As Title IX lawyers, we get calls every day from scared parents telling us that their child has been accused of misconduct while away at school or in need of filing a charge against another student at college for a serious policy violation. Often, it’s: My son was accused of a Title IX violation. What should I do? But whether accused of or involved in a Title IX sexual assault case, a hazing allegation or academic misconduct matter, parents tell us how scared they are for their student’s future.
We know that parents always assume the worst: my child will not graduate from college, their reputation is forever marred and the worst: Could my student get charged with a crime? Please know that we address these fears every day, and that when you call us, you are not the first to cry to us or even to let your fears run wild to assume the worst possible ending. It’s normal; there is nothing more important to a parent than the health, safety and future of their child.
We have written many articles on how students should respond to allegations of college misconduct. These posts address the nuts and bolts of handling a charge or preparing a defense to allegations. This letter is different. We are writing to parents on a topic that has long been overdue and overlooked. This letter addresses how to handle the first 24 hours after your student calls you and tells you that they need to file a Title IX complaint or have been accused of some sort of misconduct allegation.

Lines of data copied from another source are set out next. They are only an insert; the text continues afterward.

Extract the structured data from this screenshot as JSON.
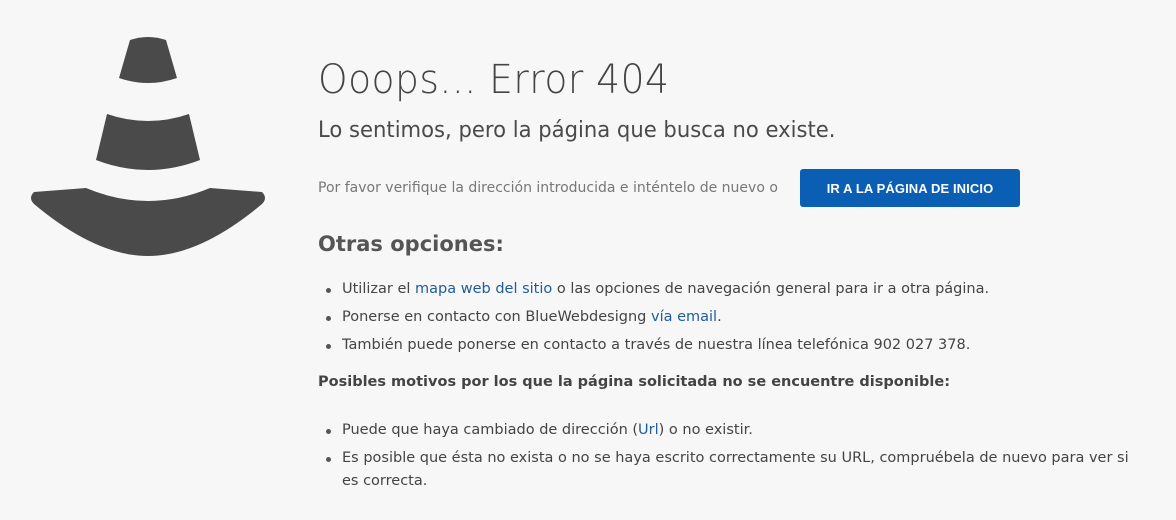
{
  "error": {
    "title": "Ooops... Error 404",
    "subtitle": "Lo sentimos, pero la página que busca no existe.",
    "verify_text": "Por favor verifique la dirección introducida e inténtelo de nuevo o",
    "home_button_label": "IR A LA PÁGINA DE INICIO"
  },
  "options": {
    "heading": "Otras opciones:",
    "items": [
      {
        "before": "Utilizar el ",
        "link": "mapa web del sitio",
        "after": " o las opciones de navegación general para ir a otra página."
      },
      {
        "before": "Ponerse en contacto con BlueWebdesigng ",
        "link": "vía email",
        "after": "."
      },
      {
        "text": "También puede ponerse en contacto a través de nuestra línea telefónica 902 027 378."
      }
    ]
  },
  "reasons": {
    "heading": "Posibles motivos por los que la página solicitada no se encuentre disponible:",
    "items": [
      {
        "before": "Puede que haya cambiado de dirección (",
        "link": "Url",
        "after": ") o no existir."
      },
      {
        "text": "Es posible que ésta no exista o no se haya escrito correctamente su URL, compruébela de nuevo para ver si es correcta."
      }
    ]
  },
  "icon": {
    "name": "traffic-cone-icon",
    "color": "#4a4a4a"
  },
  "colors": {
    "background": "#f7f7f7",
    "button": "#0a5fb4",
    "link": "#1f5c99"
  }
}
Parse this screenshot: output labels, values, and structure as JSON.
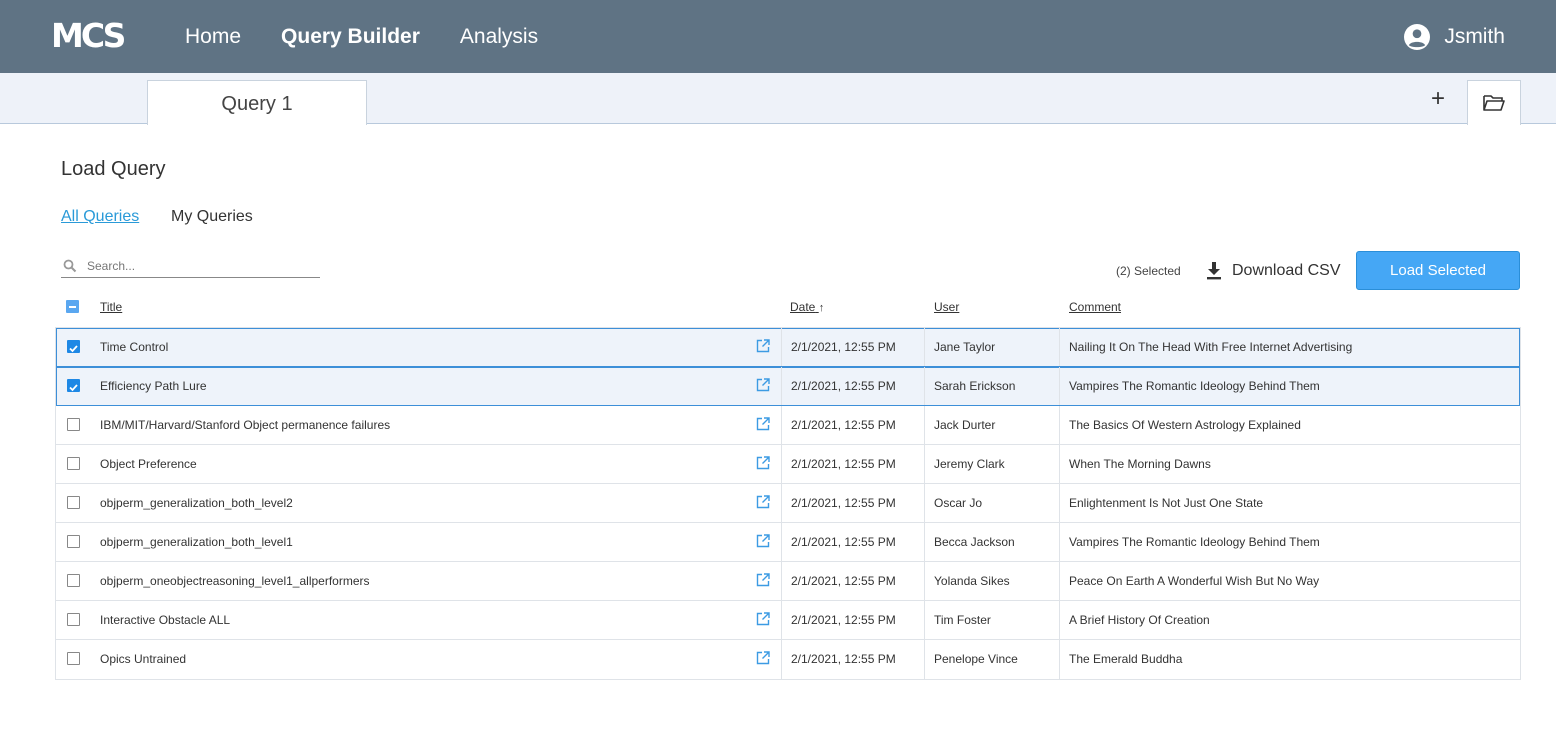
{
  "header": {
    "logo": "MCS",
    "nav": [
      "Home",
      "Query Builder",
      "Analysis"
    ],
    "active_nav": "Query Builder",
    "username": "Jsmith"
  },
  "tabs": {
    "active_tab": "Query 1",
    "add_label": "+"
  },
  "load_query": {
    "title": "Load Query",
    "subtabs": [
      "All Queries",
      "My Queries"
    ],
    "search_placeholder": "Search...",
    "selected_count": "(2) Selected",
    "download_label": "Download CSV",
    "load_button": "Load Selected"
  },
  "table": {
    "columns": [
      "Title",
      "Date",
      "User",
      "Comment"
    ],
    "sort_indicator": "↑",
    "rows": [
      {
        "title": "Time Control",
        "date": "2/1/2021, 12:55 PM",
        "user": "Jane Taylor",
        "comment": "Nailing It On The Head With Free Internet Advertising",
        "selected": true
      },
      {
        "title": "Efficiency Path Lure",
        "date": "2/1/2021, 12:55 PM",
        "user": "Sarah Erickson",
        "comment": "Vampires The Romantic Ideology Behind Them",
        "selected": true
      },
      {
        "title": "IBM/MIT/Harvard/Stanford Object permanence failures",
        "date": "2/1/2021, 12:55 PM",
        "user": "Jack Durter",
        "comment": "The Basics Of Western Astrology Explained",
        "selected": false
      },
      {
        "title": "Object Preference",
        "date": "2/1/2021, 12:55 PM",
        "user": "Jeremy Clark",
        "comment": "When The Morning Dawns",
        "selected": false
      },
      {
        "title": "objperm_generalization_both_level2",
        "date": "2/1/2021, 12:55 PM",
        "user": "Oscar Jo",
        "comment": "Enlightenment Is Not Just One State",
        "selected": false
      },
      {
        "title": "objperm_generalization_both_level1",
        "date": "2/1/2021, 12:55 PM",
        "user": "Becca Jackson",
        "comment": "Vampires The Romantic Ideology Behind Them",
        "selected": false
      },
      {
        "title": "objperm_oneobjectreasoning_level1_allperformers",
        "date": "2/1/2021, 12:55 PM",
        "user": "Yolanda Sikes",
        "comment": "Peace On Earth A Wonderful Wish But No Way",
        "selected": false
      },
      {
        "title": "Interactive Obstacle ALL",
        "date": "2/1/2021, 12:55 PM",
        "user": "Tim Foster",
        "comment": "A Brief History Of Creation",
        "selected": false
      },
      {
        "title": "Opics Untrained",
        "date": "2/1/2021, 12:55 PM",
        "user": "Penelope Vince",
        "comment": "The Emerald Buddha",
        "selected": false
      }
    ]
  },
  "colors": {
    "header_bg": "#5f7384",
    "accent": "#45a7f5",
    "link": "#2a9ad8",
    "checkbox": "#1e88e5"
  },
  "icons": {
    "user": "account-circle-icon",
    "add": "plus-icon",
    "folder": "folder-open-icon",
    "search": "search-icon",
    "download": "download-icon",
    "open": "open-external-icon"
  }
}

Here are five immediate concerns and words for advice for parents of students facing Title IX accusations:
1. Should you go to your student or have your student come home?
Your child will be terrified. As scared as parents might be, it pales in comparison to how the student feels during this time. Many students, no matter how confident, smart and resilient, fall apart during a disciplinary process. Your first decision must include just being physically present if possible- at least in the beginning of the case. While cases can last several months, we find that students do best if there is immediate parental contact right after the charge.
2. Does your child now need therapy after a Title IX allegation?
If your child sees a therapist, contact that counselor immediately and arrange for a counselling session. Likewise, put on your own oxygen mask, and talk to your own therapist for support. You need to be in a good place to be of value during this time.
3. How soon should you contact a Title IX attorney?
Start looking for a student advisor to step into the process as quickly as possible. If you have a family or business attorney, ask for a professional referral for an attorney who represents students involved with misconduct allegations. We don’t recommend asking friends for a referral because it is unwise to disclose any details about the matter with those who have no attorney client privilege. You want to keep this matter close to the vest, as the less talk in a community the better it will be in the end for you student. Feel free to search on the computer for an attorney, but read the website’s content and make sure that the attorneys have experience in student defense.
4. Be careful in questioning your student.
If a matter has the potential for criminal charges, remember that there is no parent-child privilege. While we don’t often see parents called as witnesses, err on the side of caution. For those cases that are purely under the jurisdiction of the university, like cheating matters, we understand that you will want to ask your student what happened. As parents paying tuition, you are entitled to some explanation and we find that most students want to talk to their parents for support. Just remember that your student is fragile and might fall apart if overwhelmed or barraged with too many questions too soon after an event. We tell parents that they know their child best but that sometimes, students need to conserve their energy to speak with their student advisor or lawyer. Also, don’t question your student if he or she has not slept, eaten a meal or has a lot of coursework to complete. We find that student fall apart when trying to juggle academic demands with the pressure of a conduct matter.
5. Know when to step back.
Once a lawyer or advisor is selected, know when to step back and allow the professional to handle the case. Be supportive. Be involved. But, know when to allow those who are trained to handle these matters drive strategy. We want parents to be loving parents and leave the legal work to the engaged professional.
You are your student’s best ally. Take a deep breath. Be as strong as possible, and know that we have seen the before, middle and happily ever after of too many cases already to count. You will get through these challenging times.
With Support and Best Wishes,
Susan and Kristina